In a dramatic and bizarre turn of events, Horii disappeared, presumed drowned, while withdrawing with his troops across the Kumusi river toward the beach-heads: the strong current swept away a horse on which he was riding, and Horii decided to float down the Kumusi river in a canoe with other senior officers, in order to get back to Buna as quickly as possible and start the preparation of the beach-head defences. The canoe was floated down to the river mouth, but Horii and his staff were swept out to sea in a freak squall and none of the men was ever seen again.

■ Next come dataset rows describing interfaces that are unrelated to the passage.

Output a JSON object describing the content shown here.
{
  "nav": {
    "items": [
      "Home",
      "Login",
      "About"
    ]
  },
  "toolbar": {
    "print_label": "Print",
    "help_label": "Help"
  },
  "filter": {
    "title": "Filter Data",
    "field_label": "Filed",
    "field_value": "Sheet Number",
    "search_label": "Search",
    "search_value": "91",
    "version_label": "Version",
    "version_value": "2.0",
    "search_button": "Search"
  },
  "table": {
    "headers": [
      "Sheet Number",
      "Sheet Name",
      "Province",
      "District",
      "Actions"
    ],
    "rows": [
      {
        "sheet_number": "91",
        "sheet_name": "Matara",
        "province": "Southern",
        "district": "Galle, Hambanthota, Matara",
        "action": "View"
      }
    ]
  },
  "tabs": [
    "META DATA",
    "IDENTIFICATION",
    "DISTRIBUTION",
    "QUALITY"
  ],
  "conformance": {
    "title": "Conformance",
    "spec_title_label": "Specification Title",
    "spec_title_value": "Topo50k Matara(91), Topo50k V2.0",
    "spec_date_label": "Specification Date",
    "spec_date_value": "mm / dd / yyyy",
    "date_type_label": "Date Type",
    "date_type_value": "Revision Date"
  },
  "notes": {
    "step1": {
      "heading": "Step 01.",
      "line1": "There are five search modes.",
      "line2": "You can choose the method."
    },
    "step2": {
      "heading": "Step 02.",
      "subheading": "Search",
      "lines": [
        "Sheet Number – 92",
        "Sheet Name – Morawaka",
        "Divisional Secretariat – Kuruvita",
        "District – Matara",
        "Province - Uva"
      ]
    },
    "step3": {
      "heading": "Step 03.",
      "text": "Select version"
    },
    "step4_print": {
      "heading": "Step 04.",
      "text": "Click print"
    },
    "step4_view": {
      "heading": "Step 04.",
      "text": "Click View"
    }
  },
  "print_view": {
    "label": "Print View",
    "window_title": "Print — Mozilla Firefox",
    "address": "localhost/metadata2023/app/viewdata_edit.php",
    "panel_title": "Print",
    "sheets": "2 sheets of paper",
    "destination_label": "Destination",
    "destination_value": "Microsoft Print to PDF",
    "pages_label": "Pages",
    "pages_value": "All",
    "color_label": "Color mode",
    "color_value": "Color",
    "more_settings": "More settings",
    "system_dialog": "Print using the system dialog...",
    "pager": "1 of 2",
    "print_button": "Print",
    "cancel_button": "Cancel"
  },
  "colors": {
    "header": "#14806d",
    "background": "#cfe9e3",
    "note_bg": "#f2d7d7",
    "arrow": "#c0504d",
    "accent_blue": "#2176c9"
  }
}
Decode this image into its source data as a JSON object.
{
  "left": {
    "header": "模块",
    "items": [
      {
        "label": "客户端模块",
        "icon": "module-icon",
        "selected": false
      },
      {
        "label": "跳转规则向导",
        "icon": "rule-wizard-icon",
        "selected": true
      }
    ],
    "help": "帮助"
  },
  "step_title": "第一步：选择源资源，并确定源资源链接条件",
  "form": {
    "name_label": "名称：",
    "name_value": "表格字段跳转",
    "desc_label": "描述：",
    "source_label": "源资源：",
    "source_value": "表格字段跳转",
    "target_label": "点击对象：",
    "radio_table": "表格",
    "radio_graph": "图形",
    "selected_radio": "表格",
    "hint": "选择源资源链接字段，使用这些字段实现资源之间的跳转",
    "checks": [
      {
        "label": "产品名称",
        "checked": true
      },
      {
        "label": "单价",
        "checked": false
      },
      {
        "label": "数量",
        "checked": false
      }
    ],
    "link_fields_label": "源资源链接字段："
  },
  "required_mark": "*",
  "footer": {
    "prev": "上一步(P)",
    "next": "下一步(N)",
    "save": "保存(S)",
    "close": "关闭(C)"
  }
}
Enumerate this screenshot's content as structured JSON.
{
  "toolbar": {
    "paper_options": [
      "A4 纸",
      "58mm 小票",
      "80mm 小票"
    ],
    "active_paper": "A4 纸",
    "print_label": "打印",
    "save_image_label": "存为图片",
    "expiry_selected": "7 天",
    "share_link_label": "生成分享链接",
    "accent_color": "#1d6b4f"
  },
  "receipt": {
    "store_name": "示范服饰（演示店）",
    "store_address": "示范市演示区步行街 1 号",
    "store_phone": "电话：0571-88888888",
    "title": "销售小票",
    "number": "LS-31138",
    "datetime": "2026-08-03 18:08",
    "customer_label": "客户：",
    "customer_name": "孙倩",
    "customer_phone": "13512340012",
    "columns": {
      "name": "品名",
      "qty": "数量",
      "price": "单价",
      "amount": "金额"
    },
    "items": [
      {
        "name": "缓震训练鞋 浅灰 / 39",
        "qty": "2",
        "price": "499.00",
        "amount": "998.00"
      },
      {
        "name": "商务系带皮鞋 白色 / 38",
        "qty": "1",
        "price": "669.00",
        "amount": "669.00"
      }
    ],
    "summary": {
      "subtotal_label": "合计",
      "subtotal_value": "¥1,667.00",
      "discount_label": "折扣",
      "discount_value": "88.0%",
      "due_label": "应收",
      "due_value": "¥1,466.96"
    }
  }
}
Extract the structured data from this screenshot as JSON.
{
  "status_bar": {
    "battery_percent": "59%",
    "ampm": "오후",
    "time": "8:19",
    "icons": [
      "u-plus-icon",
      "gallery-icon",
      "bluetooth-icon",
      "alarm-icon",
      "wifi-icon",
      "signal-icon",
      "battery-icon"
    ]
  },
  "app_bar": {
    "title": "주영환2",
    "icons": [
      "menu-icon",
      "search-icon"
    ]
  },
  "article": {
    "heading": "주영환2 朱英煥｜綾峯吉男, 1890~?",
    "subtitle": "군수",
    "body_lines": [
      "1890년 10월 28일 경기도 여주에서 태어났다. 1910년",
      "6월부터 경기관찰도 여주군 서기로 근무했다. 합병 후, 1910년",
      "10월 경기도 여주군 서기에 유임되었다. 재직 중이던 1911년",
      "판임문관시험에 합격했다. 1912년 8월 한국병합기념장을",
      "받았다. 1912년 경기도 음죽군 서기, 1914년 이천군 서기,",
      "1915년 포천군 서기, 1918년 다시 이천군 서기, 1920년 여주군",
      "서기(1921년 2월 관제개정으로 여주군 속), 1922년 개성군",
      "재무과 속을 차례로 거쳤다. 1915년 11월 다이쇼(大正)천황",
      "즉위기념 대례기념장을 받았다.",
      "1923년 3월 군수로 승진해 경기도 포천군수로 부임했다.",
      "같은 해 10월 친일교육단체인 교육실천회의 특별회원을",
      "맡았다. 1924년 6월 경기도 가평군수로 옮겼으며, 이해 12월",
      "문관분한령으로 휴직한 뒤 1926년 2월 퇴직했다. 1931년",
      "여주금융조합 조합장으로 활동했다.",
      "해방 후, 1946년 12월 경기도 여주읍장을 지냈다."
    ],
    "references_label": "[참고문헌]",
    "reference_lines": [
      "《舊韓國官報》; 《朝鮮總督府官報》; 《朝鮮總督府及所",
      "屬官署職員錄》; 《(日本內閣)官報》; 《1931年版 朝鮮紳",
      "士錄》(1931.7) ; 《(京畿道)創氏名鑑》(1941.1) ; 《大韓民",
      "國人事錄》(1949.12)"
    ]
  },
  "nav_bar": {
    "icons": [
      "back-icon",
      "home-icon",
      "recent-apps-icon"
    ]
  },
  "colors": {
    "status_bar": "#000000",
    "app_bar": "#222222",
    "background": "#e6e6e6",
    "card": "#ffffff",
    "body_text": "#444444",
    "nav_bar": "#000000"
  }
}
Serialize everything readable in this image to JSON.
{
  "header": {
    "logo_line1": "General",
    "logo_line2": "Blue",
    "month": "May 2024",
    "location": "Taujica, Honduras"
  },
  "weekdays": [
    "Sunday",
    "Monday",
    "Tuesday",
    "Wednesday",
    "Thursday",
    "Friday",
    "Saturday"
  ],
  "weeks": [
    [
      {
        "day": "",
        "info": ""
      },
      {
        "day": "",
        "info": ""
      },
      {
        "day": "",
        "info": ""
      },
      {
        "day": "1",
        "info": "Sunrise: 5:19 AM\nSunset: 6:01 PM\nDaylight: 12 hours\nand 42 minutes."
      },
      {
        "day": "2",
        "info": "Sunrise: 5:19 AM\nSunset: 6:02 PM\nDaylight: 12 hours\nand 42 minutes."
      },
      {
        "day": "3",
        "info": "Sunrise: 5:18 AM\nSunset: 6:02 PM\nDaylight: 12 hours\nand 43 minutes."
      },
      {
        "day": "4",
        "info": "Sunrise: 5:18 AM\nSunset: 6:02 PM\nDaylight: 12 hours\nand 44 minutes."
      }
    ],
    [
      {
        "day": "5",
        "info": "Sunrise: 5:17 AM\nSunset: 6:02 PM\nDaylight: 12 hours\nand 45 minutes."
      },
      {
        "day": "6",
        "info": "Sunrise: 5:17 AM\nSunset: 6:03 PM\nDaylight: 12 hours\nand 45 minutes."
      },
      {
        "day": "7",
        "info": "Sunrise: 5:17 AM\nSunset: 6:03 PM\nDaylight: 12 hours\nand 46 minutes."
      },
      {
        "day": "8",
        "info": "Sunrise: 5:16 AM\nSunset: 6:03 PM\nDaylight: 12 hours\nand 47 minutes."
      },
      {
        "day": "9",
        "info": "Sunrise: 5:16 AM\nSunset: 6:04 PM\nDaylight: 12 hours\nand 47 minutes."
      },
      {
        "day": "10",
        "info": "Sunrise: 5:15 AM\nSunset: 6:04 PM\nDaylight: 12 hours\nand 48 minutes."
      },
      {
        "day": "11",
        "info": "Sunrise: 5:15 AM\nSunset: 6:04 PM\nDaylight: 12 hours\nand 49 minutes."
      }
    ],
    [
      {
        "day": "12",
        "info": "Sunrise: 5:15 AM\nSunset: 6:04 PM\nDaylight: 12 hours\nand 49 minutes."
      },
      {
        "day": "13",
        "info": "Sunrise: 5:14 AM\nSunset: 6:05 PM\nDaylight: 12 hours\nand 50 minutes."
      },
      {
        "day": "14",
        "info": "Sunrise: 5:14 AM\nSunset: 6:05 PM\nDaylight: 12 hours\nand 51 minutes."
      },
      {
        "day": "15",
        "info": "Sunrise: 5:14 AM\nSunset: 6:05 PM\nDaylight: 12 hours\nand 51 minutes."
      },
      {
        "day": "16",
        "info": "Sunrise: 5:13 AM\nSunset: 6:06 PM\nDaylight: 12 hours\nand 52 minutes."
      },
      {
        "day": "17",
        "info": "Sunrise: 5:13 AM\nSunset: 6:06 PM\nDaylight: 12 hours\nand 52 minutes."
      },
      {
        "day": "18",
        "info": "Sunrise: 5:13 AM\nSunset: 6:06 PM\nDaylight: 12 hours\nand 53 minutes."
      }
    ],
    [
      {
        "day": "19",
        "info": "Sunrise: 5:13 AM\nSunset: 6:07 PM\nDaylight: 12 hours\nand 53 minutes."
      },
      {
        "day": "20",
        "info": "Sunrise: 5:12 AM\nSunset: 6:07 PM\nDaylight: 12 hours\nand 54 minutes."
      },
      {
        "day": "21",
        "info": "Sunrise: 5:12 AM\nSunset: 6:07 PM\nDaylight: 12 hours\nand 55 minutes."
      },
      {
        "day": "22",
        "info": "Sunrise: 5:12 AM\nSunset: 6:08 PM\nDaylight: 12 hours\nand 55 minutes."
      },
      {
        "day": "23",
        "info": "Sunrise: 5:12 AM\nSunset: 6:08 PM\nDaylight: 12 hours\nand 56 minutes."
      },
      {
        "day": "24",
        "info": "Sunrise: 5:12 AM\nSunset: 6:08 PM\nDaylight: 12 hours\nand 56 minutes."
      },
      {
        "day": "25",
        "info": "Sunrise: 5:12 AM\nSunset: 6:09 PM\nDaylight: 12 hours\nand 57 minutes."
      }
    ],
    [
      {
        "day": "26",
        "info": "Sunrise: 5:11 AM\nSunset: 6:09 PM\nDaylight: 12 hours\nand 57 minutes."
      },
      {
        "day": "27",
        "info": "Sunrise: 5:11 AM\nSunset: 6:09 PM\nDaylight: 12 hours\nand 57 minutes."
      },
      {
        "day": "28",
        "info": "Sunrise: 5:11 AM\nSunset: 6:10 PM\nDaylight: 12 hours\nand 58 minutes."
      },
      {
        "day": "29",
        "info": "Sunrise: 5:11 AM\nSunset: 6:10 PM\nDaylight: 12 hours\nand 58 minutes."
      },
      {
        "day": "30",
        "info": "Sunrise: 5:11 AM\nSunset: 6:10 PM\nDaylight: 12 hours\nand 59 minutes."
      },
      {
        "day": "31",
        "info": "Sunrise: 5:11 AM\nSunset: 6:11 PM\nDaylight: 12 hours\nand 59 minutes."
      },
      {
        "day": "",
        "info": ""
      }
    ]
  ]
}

After the fighting, withdrawal and the relief of the 21st Brigade by the 25th Brigade, Blamey visited the remnants of the ‘Maroubra’ Force near base camp, outside Port Moresby. He relieved Potts of his command, citing Potts’s failure to hold back the Japanese despite commanding ‘superior forces’ and, despite explicit orders to the contrary, Potts’s failure to launch an offensive to retake Kokoda. Blamey replaced Potts with Brigadier Ivan N. Dougherty, who commanded the 21st Brigade for the rest of the war. Blamey later addressed the survivors of the 21st Brigade in a manner so egregiously insensitive that there was almost a mutiny.
The Japanese were meanwhile completing their withdrawal to formidable defences around their Buna and Gona beach-heads, reinforced by fresh Japanese units from Rabaul. The joint Australian and US ‘Lilliput’ operation was then launched as the preparation for the crushing of the Japanese beach-heads in the Battle of Buna and Gona.
The Kokoda Trail and subsequent New Guinea campaigns were the first time that Australia’s security had been threatened directly. Given that at the time Papua and North-East New Guinea constituted an Australian protectorate, the Kokoda Trail campaign was also the first occasion in which Australians had fought to repel an invader of Australian soil. It was also the first time that Australia had fought without the material presence or support of the UK. During the Kokoda Trail campaign, in which they had committed an initial 2,000 men, the Australians suffered the loss of 625 men killed, 1,055 wounded, and more than 4,000 prostrated by disease. The Japanese had committed an initial 10,000 men, later supplemented by another 3,500, and suffered the loss of 6,600 men killed as well as many hundreds more incapacitated by disease and malnutrition.